Well, folks. It’s week 2 and I have to say I’m already feeling the pressure. Our eclectic master bathroom revamp is underway but it feels like we haven’t made much progress. Here’s the plan if you missed last week’s post. Take a look at that pretty before you see the ugly that happened this week when we learned how to remove backsplash tile and replace drywall.
Make sure you take some time to go look at the progress of all of the participants over on the One Room Challenge site. I think seeing the process of design and remodel really brings things back down to reality. This isn’t like a home show where you don’t always see the nitty gritty and the “oops” moments.
If you’re new here, welcome! I’m so glad to have you here to be a part of this little journey I’m on to continue making houses into homes. You can learn more here about Rufus & Henrietta and me in general.
So back to the master bathroom. One of the first things we needed to do was remove backsplash tile as we will be replacing the boring old travertine with some really pretty white subway that looks handmade.
What You’ll Need to Remove Tile:
- Putty knife
- Rubber mallet
- Optional but highly recommended: a stiff drink
As you can see, we had quite the array of tools but the ones listed above did the trick most efficiently. Ok, here’s my disclaimer. If you are removing stone tiles like we were and you are able to not break into the drywall, I will choreograph a customized jig to celebrate you. I honestly don’t think there is a way around it.
We started off being extremely careful and then soon realized, there was no going back. To start chipping away at the tile, we began with the prybar and rubber mallet. Start chipping away at the grout lines, beginning with the tiles at the end. Then, using your putty knife and rubber mallet, you can get further behind the tile and also break the caulk lines.
You want to be somewhat careful, but you’ll likely soon realize that the thin set used to install this stone tile is so strong, you’ll hulk the drywall right out with the tile. Once all of the tile is removed, unscrew any exposed drywall screws.
Just look at that picture …. ahhhh … I know you just took a deep sigh of … Are you kidding me? This is when I went to full panic mode. But not to worry, I did a little research and soon felt ok about this disastrous state of our bathroom. So now, the tiles are gone and the screws are removed. Next, we’ll talk about repairing the drywall.

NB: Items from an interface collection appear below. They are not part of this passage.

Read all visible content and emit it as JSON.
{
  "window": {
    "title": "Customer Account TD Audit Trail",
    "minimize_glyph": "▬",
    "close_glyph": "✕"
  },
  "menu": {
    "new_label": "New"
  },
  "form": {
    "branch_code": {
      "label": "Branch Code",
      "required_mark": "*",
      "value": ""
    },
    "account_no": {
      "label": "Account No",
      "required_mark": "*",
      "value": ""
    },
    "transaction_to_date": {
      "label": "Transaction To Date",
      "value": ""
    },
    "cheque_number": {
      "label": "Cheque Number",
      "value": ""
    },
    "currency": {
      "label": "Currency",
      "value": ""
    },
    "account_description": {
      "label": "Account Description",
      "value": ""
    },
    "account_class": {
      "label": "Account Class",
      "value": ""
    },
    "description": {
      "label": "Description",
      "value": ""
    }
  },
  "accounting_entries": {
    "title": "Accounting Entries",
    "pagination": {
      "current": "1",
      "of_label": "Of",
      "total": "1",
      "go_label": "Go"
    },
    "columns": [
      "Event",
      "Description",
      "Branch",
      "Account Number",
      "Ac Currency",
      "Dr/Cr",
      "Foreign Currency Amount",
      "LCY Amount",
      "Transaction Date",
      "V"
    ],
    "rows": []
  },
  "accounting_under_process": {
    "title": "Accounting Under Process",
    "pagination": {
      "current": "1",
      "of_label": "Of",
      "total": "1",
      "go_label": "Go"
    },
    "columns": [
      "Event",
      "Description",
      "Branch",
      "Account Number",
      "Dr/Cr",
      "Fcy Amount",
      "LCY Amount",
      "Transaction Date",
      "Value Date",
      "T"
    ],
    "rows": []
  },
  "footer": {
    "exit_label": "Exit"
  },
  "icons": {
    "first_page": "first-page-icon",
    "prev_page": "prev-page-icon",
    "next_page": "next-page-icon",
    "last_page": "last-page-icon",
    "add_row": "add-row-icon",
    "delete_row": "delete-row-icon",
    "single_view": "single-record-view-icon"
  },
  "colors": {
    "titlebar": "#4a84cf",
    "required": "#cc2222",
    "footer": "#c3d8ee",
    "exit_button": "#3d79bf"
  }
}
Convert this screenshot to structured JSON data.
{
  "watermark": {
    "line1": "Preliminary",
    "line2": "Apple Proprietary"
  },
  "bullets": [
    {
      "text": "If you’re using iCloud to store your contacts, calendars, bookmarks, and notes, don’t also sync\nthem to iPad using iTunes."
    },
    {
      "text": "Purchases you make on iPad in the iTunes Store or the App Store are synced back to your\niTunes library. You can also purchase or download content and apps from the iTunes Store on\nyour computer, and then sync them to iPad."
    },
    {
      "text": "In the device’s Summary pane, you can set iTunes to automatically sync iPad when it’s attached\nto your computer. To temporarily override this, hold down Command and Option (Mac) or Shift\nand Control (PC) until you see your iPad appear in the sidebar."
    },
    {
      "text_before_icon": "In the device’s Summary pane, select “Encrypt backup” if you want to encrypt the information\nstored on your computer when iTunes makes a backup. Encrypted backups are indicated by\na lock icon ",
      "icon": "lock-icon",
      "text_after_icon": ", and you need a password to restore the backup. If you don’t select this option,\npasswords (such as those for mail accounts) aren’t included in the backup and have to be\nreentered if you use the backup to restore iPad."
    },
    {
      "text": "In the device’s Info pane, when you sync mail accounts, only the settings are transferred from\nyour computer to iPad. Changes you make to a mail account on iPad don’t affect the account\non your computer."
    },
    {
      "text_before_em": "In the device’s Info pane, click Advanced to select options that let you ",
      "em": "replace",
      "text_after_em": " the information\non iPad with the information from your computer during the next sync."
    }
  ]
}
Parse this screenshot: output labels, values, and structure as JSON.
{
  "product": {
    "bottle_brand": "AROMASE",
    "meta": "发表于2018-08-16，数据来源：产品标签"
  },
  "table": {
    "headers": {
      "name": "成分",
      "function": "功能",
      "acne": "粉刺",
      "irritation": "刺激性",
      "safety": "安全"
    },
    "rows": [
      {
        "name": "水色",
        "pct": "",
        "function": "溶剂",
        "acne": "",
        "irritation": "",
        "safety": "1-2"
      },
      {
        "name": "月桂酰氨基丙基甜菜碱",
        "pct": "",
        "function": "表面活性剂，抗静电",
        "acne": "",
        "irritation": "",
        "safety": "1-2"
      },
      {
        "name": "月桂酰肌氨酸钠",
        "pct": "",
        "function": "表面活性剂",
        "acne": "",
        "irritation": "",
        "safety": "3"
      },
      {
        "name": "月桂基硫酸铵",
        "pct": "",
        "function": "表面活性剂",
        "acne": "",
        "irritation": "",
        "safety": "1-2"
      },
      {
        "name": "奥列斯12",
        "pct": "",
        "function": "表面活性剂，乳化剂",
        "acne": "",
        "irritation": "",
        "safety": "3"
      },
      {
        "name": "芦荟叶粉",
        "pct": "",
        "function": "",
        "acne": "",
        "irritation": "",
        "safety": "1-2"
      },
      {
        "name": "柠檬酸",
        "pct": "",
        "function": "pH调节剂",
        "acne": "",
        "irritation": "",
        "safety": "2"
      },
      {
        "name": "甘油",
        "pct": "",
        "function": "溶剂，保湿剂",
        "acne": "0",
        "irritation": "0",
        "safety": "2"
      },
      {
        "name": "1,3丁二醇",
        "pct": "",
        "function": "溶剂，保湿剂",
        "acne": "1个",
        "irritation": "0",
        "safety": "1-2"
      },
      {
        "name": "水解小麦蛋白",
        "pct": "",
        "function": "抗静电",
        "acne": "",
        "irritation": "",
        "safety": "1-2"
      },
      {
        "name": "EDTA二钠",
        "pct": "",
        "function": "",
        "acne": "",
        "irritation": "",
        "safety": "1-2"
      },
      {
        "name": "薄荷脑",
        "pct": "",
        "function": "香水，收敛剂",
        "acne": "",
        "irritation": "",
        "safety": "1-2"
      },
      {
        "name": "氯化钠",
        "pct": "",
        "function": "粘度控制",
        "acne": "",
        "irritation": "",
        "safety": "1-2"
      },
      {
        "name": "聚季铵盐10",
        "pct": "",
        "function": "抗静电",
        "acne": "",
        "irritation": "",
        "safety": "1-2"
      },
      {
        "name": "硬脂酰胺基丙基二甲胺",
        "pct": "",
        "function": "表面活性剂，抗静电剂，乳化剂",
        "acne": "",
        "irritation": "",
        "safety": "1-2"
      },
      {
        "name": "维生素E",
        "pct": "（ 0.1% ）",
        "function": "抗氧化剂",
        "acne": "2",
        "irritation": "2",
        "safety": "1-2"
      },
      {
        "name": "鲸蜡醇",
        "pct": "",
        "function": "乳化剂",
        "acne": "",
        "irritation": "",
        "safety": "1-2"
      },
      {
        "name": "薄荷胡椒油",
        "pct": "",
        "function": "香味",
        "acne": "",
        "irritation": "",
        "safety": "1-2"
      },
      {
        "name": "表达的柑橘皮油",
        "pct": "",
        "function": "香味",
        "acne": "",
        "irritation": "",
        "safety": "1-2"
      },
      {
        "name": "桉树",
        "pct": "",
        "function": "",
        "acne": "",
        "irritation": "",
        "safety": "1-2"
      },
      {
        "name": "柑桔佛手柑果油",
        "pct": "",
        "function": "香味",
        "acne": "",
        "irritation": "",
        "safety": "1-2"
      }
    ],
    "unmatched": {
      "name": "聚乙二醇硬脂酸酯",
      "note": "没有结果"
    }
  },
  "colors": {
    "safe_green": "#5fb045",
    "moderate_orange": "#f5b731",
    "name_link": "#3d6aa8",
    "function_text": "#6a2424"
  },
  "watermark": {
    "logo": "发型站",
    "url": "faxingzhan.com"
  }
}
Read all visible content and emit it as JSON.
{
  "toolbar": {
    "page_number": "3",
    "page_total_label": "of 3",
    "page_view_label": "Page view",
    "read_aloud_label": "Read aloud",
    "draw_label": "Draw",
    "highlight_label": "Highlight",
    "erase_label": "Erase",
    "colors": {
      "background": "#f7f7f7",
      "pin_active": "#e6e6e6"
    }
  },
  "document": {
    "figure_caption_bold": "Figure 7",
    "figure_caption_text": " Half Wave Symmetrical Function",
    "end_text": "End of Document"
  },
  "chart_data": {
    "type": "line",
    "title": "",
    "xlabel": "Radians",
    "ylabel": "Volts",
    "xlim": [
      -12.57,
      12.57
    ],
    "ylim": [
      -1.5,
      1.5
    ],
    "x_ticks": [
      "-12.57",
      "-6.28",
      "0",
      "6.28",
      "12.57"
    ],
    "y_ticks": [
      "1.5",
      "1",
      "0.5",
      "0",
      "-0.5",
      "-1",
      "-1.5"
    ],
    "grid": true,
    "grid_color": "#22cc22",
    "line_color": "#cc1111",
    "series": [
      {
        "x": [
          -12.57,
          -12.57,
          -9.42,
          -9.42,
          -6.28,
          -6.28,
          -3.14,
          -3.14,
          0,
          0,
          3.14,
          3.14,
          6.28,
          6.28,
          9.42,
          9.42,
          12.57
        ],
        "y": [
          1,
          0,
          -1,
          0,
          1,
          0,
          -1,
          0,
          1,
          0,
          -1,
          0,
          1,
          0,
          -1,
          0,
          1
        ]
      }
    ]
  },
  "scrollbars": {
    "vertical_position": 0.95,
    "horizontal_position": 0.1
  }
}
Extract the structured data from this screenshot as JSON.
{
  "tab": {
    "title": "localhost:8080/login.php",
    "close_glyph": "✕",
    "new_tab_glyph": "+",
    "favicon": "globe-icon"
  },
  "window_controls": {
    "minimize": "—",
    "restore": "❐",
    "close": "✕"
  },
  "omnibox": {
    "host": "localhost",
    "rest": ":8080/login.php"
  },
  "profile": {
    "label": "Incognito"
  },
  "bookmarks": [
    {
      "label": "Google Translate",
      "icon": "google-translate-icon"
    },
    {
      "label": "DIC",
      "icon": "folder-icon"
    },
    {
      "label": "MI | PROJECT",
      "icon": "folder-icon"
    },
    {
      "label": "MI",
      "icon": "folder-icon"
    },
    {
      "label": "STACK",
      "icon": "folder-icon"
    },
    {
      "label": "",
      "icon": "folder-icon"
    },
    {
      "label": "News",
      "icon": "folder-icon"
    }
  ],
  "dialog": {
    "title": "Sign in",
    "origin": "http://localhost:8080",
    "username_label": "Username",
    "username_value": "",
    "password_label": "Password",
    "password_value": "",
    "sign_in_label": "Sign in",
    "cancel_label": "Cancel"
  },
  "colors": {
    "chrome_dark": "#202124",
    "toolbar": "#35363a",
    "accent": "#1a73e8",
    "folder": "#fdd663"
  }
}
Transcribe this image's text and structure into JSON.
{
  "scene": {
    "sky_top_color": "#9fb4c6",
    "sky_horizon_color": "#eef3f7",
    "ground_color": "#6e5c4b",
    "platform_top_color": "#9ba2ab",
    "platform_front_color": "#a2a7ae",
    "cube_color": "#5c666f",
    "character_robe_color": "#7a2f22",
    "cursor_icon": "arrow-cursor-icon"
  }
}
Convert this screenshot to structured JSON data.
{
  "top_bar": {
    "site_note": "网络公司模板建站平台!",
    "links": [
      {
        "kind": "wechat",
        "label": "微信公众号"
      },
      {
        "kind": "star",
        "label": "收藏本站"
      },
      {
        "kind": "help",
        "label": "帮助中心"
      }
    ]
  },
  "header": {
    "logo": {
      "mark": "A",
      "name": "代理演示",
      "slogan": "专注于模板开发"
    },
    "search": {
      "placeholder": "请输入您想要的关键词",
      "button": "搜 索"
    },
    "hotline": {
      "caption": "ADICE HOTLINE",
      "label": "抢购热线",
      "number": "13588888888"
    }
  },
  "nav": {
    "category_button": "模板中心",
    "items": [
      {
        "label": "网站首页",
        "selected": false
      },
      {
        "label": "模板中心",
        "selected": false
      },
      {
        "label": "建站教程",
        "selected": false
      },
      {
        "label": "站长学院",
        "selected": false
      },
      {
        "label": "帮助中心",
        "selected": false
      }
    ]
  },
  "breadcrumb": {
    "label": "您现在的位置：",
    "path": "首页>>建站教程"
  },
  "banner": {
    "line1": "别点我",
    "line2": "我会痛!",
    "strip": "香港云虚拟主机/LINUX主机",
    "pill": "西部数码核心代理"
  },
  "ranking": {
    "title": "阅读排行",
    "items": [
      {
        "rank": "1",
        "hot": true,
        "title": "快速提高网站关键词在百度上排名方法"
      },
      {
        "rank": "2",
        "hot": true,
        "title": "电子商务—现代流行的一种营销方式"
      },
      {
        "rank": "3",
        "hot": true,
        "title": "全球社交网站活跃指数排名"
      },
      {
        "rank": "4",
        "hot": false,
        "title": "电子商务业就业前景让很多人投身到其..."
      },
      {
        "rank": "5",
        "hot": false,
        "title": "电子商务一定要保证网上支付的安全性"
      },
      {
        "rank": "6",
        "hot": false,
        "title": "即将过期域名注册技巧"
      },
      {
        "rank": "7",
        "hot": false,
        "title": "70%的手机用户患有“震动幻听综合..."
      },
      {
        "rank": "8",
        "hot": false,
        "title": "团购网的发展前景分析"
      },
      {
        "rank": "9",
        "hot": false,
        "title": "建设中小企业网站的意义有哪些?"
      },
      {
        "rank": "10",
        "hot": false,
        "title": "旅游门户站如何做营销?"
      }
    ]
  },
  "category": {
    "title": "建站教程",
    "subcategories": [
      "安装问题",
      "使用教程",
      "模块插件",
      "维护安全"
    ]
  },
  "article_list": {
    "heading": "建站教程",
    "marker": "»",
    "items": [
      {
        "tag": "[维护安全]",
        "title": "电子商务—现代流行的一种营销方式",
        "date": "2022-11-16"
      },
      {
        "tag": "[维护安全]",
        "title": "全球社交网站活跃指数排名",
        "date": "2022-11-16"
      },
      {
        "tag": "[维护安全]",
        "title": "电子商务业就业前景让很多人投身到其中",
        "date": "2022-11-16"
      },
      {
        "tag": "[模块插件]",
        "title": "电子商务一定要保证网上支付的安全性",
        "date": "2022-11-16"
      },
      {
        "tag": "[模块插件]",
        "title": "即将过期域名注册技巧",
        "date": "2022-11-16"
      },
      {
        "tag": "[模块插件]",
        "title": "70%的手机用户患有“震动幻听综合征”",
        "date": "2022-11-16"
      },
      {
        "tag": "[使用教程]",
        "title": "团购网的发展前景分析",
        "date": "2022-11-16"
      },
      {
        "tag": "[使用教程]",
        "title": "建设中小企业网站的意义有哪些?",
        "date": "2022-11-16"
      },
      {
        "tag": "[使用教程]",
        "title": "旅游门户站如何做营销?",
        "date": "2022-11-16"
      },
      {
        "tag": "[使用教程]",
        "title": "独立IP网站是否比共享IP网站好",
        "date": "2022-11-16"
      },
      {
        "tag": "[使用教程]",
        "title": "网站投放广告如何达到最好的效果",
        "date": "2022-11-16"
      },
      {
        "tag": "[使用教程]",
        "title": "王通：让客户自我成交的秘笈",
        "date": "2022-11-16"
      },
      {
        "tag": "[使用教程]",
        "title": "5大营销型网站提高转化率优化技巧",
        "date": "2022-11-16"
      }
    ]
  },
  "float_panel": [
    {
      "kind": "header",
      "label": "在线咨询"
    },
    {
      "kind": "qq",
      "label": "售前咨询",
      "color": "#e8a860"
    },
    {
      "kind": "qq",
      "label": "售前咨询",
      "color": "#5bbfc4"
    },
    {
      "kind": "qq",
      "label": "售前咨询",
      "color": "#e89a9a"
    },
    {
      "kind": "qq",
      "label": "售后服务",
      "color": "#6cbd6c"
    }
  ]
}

In this situation, you can see it was beyond just a simple patch job. We had to pull out the big guns for this project.
What You’ll Need to Replace Drywall:
- 2′ x 2′ drywall pieces (unless you want a gigantic 8′ or 12′ piece)
- Heavy duty box cutter
- Rubber mallet
- Straight edge / yard stick
- Drill (impact driver recommended)
- 1 1/4″ screws
So now we have to clean this mess up a little to work on giving us a fresh new start with some new drywall. Try to remove as much of the debris as you can from the tile removal.
Next, draw a line with a pencil for where you’d like your clean cut to be. Keep in mind that you want to make the cut large enough to reach a stud on both sides. This could mean you have to cut further than you’d initially planned, but you need the studs to screw in the drywall. Without that, you would have drywall just floating there and whatever tile/pictures/etc. you hang on the wall in the future could fall right off.
Once you have your straight pencil guide on the wall, you can start to chip away at the drywall. I found it easier to score along the line with the box knife first.
Once it was scored, I came back in with the chisel and rubber mallet. Our chisels have one side that is flat and one side that is beveled. The flat side, you wall want to keep on the outside of your hole to make as clean of a break as possible.
Slowly chisel around your clean line and then work your way inward as you remove the old drywall. After that’s all removed, enjoy a sip of that drink because things are starting to look up.
Now to start putting up the new drywall. You will want to cut the new pieces so they will fit over half of the exposed studs. So if you have two pieces, you want to make sure they meet at the center of the stud so you can screw both pieces in securely.
To cut the drywall, first measure twice and then make a straight pencil line. Score along that line with a box knife.
Then, stand the drywall up and lightly make a cut through to the other side, cutting the backing paper as you go. Do this on each side. I found it was easier to make a clean break if I scored on both sides. If I didn’t score the back, the paper started to pull off and the drywall became harder to work with and weaker.
Once both sides are scored, you should be able to bend up the piece you are cutting and it will snap at the line you scored.
To make sure you have a tight fit to the wall, you might have to clean up some edges with either the chisel or the box knife. Screw the new pieces to the studs and there you have it.
There are still a lot of to-dos on our list but at least we’re making headway. Next week, we’ll discuss mudding and whatever else will come with the next steps in our plan. Cheers to not having holes in the wall anymore!
And in case you need something pretty to look at: